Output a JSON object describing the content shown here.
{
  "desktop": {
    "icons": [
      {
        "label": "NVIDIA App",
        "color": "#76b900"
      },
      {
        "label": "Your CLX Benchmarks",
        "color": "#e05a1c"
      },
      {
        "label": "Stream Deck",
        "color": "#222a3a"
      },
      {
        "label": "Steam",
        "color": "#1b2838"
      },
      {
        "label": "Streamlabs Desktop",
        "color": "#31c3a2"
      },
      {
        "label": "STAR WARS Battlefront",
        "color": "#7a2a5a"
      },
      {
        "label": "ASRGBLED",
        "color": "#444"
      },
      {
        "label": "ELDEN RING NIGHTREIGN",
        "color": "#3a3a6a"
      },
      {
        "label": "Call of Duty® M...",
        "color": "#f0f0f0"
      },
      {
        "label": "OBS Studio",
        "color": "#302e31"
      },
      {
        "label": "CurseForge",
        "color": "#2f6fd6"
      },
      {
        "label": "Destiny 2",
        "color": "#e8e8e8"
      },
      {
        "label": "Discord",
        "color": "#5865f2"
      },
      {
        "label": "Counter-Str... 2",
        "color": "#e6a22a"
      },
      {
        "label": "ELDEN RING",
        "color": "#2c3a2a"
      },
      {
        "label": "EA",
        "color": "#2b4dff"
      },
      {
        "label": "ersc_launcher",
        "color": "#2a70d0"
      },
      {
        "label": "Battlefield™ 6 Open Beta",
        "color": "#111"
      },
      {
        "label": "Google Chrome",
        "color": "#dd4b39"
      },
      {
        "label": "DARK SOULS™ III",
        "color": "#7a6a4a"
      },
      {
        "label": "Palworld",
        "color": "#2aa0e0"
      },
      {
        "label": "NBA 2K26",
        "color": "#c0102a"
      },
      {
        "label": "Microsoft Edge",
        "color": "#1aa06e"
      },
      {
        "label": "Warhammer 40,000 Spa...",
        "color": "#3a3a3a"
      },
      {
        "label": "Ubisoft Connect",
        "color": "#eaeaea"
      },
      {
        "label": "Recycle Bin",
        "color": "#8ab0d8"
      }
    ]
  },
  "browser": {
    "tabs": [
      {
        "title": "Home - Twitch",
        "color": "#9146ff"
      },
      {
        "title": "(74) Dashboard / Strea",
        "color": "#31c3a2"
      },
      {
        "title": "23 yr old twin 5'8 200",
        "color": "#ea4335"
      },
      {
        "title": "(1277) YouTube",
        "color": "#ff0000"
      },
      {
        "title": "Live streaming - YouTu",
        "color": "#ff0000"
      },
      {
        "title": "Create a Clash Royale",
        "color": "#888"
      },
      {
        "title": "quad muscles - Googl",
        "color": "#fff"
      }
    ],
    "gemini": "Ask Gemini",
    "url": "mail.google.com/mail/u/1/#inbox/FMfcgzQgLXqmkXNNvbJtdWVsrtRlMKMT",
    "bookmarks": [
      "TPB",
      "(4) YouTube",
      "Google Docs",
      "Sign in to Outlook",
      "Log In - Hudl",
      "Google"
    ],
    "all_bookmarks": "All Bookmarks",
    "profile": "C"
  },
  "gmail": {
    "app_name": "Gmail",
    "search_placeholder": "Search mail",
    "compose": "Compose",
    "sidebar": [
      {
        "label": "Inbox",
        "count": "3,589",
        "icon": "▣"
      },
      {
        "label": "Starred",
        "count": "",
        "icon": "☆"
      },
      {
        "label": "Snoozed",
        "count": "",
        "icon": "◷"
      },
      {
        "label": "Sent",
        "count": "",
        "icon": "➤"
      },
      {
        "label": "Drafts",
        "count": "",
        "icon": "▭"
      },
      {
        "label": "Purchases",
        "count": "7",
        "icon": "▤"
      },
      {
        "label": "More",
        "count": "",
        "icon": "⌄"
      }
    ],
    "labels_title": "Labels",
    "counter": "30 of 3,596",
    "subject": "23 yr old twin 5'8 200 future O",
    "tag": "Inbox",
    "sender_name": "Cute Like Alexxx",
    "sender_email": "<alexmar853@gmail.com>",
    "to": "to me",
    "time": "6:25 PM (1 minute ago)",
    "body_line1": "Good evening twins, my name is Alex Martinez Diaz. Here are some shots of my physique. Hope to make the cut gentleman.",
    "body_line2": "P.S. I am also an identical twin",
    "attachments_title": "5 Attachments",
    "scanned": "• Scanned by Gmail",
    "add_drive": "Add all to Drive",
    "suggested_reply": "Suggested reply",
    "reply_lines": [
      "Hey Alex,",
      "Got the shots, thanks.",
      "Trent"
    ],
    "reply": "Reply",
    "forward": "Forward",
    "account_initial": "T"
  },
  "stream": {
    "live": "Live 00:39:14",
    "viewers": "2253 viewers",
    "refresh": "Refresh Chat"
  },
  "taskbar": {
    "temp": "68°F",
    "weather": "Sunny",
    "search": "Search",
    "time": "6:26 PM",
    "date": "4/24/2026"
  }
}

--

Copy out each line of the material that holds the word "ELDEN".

■ EXPECTED ANSWER ■
        "label": "ELDEN RING NIGHTREIGN",
        "label": "ELDEN RING",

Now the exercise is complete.